■ **WHAT TO DO**
Set the data down again, exactly as it appears below.

*** Opening DATASET EXTRACT ***

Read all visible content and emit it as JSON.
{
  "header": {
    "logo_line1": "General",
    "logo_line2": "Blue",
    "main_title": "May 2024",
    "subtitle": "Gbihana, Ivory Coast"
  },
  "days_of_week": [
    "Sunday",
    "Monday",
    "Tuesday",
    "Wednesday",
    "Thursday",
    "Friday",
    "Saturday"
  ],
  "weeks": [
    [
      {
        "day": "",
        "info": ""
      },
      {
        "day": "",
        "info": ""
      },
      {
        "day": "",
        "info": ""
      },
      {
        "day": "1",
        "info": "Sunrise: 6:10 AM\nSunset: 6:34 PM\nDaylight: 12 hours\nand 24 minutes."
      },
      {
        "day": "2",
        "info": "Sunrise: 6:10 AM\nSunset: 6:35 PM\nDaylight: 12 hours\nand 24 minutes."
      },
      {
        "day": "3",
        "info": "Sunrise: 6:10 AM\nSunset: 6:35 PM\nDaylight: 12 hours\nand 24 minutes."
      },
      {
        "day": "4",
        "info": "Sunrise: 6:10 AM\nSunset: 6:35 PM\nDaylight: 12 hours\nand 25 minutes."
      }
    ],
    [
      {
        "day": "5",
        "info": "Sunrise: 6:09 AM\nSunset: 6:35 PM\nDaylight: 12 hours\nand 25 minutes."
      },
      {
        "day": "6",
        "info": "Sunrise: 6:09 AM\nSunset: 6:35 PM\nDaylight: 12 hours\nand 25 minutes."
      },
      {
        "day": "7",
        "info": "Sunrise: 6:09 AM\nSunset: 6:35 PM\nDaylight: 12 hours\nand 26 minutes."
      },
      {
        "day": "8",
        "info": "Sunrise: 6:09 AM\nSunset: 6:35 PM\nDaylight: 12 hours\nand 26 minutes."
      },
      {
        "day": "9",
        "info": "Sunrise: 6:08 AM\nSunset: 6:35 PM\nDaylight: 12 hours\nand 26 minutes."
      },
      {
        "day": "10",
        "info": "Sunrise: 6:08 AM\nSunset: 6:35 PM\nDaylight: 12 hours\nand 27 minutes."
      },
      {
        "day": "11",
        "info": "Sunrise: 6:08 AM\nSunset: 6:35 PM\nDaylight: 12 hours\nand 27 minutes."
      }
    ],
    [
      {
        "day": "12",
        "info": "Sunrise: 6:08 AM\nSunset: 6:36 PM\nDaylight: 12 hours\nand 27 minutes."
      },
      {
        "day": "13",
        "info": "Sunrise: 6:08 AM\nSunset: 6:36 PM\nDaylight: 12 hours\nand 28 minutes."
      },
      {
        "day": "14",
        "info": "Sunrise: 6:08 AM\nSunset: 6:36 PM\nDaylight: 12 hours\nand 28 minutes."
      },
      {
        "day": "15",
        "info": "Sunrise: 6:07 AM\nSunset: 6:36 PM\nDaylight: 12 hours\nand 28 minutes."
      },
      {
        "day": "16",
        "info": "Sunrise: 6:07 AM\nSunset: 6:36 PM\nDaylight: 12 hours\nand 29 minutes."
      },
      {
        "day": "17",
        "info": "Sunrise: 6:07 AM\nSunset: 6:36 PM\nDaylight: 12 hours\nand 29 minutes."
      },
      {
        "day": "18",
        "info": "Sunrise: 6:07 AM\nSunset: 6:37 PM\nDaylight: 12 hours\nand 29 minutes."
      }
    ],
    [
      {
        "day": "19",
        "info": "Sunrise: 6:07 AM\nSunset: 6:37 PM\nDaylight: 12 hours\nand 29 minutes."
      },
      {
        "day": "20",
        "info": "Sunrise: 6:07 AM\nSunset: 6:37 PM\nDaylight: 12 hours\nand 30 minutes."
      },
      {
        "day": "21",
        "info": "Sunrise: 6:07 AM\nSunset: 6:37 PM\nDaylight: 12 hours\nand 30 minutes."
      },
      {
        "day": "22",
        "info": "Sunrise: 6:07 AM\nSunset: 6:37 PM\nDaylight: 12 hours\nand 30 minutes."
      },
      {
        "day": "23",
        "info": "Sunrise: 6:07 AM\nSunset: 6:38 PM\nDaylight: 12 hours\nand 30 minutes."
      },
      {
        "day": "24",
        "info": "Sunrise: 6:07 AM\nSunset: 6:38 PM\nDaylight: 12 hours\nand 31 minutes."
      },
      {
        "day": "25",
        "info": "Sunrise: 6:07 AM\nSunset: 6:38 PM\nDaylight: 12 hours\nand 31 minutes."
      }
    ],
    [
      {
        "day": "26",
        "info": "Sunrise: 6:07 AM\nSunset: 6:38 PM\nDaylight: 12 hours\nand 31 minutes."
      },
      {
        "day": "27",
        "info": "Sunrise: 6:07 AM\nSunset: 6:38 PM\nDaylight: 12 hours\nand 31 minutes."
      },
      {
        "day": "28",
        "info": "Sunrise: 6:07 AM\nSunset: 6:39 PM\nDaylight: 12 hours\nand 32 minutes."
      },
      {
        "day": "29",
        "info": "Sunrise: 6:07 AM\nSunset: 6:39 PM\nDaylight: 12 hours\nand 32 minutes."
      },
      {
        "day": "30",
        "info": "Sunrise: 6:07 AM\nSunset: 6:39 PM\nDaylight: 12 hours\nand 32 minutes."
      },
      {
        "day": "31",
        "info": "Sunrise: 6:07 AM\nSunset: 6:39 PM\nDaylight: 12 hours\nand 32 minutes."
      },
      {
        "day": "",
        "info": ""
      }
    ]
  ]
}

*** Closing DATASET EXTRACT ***

■ **SOLUTION FOR THIS EXERCISE**
Read all visible content and emit it as JSON.
{
  "header": {
    "logo_line1": "General",
    "logo_line2": "Blue",
    "main_title": "May 2024",
    "subtitle": "Gbihana, Ivory Coast"
  },
  "days_of_week": [
    "Sunday",
    "Monday",
    "Tuesday",
    "Wednesday",
    "Thursday",
    "Friday",
    "Saturday"
  ],
  "weeks": [
    [
      {
        "day": "",
        "info": ""
      },
      {
        "day": "",
        "info": ""
      },
      {
        "day": "",
        "info": ""
      },
      {
        "day": "1",
        "info": "Sunrise: 6:10 AM\nSunset: 6:34 PM\nDaylight: 12 hours\nand 24 minutes."
      },
      {
        "day": "2",
        "info": "Sunrise: 6:10 AM\nSunset: 6:35 PM\nDaylight: 12 hours\nand 24 minutes."
      },
      {
        "day": "3",
        "info": "Sunrise: 6:10 AM\nSunset: 6:35 PM\nDaylight: 12 hours\nand 24 minutes."
      },
      {
        "day": "4",
        "info": "Sunrise: 6:10 AM\nSunset: 6:35 PM\nDaylight: 12 hours\nand 25 minutes."
      }
    ],
    [
      {
        "day": "5",
        "info": "Sunrise: 6:09 AM\nSunset: 6:35 PM\nDaylight: 12 hours\nand 25 minutes."
      },
      {
        "day": "6",
        "info": "Sunrise: 6:09 AM\nSunset: 6:35 PM\nDaylight: 12 hours\nand 25 minutes."
      },
      {
        "day": "7",
        "info": "Sunrise: 6:09 AM\nSunset: 6:35 PM\nDaylight: 12 hours\nand 26 minutes."
      },
      {
        "day": "8",
        "info": "Sunrise: 6:09 AM\nSunset: 6:35 PM\nDaylight: 12 hours\nand 26 minutes."
      },
      {
        "day": "9",
        "info": "Sunrise: 6:08 AM\nSunset: 6:35 PM\nDaylight: 12 hours\nand 26 minutes."
      },
      {
        "day": "10",
        "info": "Sunrise: 6:08 AM\nSunset: 6:35 PM\nDaylight: 12 hours\nand 27 minutes."
      },
      {
        "day": "11",
        "info": "Sunrise: 6:08 AM\nSunset: 6:35 PM\nDaylight: 12 hours\nand 27 minutes."
      }
    ],
    [
      {
        "day": "12",
        "info": "Sunrise: 6:08 AM\nSunset: 6:36 PM\nDaylight: 12 hours\nand 27 minutes."
      },
      {
        "day": "13",
        "info": "Sunrise: 6:08 AM\nSunset: 6:36 PM\nDaylight: 12 hours\nand 28 minutes."
      },
      {
        "day": "14",
        "info": "Sunrise: 6:08 AM\nSunset: 6:36 PM\nDaylight: 12 hours\nand 28 minutes."
      },
      {
        "day": "15",
        "info": "Sunrise: 6:07 AM\nSunset: 6:36 PM\nDaylight: 12 hours\nand 28 minutes."
      },
      {
        "day": "16",
        "info": "Sunrise: 6:07 AM\nSunset: 6:36 PM\nDaylight: 12 hours\nand 29 minutes."
      },
      {
        "day": "17",
        "info": "Sunrise: 6:07 AM\nSunset: 6:36 PM\nDaylight: 12 hours\nand 29 minutes."
      },
      {
        "day": "18",
        "info": "Sunrise: 6:07 AM\nSunset: 6:37 PM\nDaylight: 12 hours\nand 29 minutes."
      }
    ],
    [
      {
        "day": "19",
        "info": "Sunrise: 6:07 AM\nSunset: 6:37 PM\nDaylight: 12 hours\nand 29 minutes."
      },
      {
        "day": "20",
        "info": "Sunrise: 6:07 AM\nSunset: 6:37 PM\nDaylight: 12 hours\nand 30 minutes."
      },
      {
        "day": "21",
        "info": "Sunrise: 6:07 AM\nSunset: 6:37 PM\nDaylight: 12 hours\nand 30 minutes."
      },
      {
        "day": "22",
        "info": "Sunrise: 6:07 AM\nSunset: 6:37 PM\nDaylight: 12 hours\nand 30 minutes."
      },
      {
        "day": "23",
        "info": "Sunrise: 6:07 AM\nSunset: 6:38 PM\nDaylight: 12 hours\nand 30 minutes."
      },
      {
        "day": "24",
        "info": "Sunrise: 6:07 AM\nSunset: 6:38 PM\nDaylight: 12 hours\nand 31 minutes."
      },
      {
        "day": "25",
        "info": "Sunrise: 6:07 AM\nSunset: 6:38 PM\nDaylight: 12 hours\nand 31 minutes."
      }
    ],
    [
      {
        "day": "26",
        "info": "Sunrise: 6:07 AM\nSunset: 6:38 PM\nDaylight: 12 hours\nand 31 minutes."
      },
      {
        "day": "27",
        "info": "Sunrise: 6:07 AM\nSunset: 6:38 PM\nDaylight: 12 hours\nand 31 minutes."
      },
      {
        "day": "28",
        "info": "Sunrise: 6:07 AM\nSunset: 6:39 PM\nDaylight: 12 hours\nand 32 minutes."
      },
      {
        "day": "29",
        "info": "Sunrise: 6:07 AM\nSunset: 6:39 PM\nDaylight: 12 hours\nand 32 minutes."
      },
      {
        "day": "30",
        "info": "Sunrise: 6:07 AM\nSunset: 6:39 PM\nDaylight: 12 hours\nand 32 minutes."
      },
      {
        "day": "31",
        "info": "Sunrise: 6:07 AM\nSunset: 6:39 PM\nDaylight: 12 hours\nand 32 minutes."
      },
      {
        "day": "",
        "info": ""
      }
    ]
  ]
}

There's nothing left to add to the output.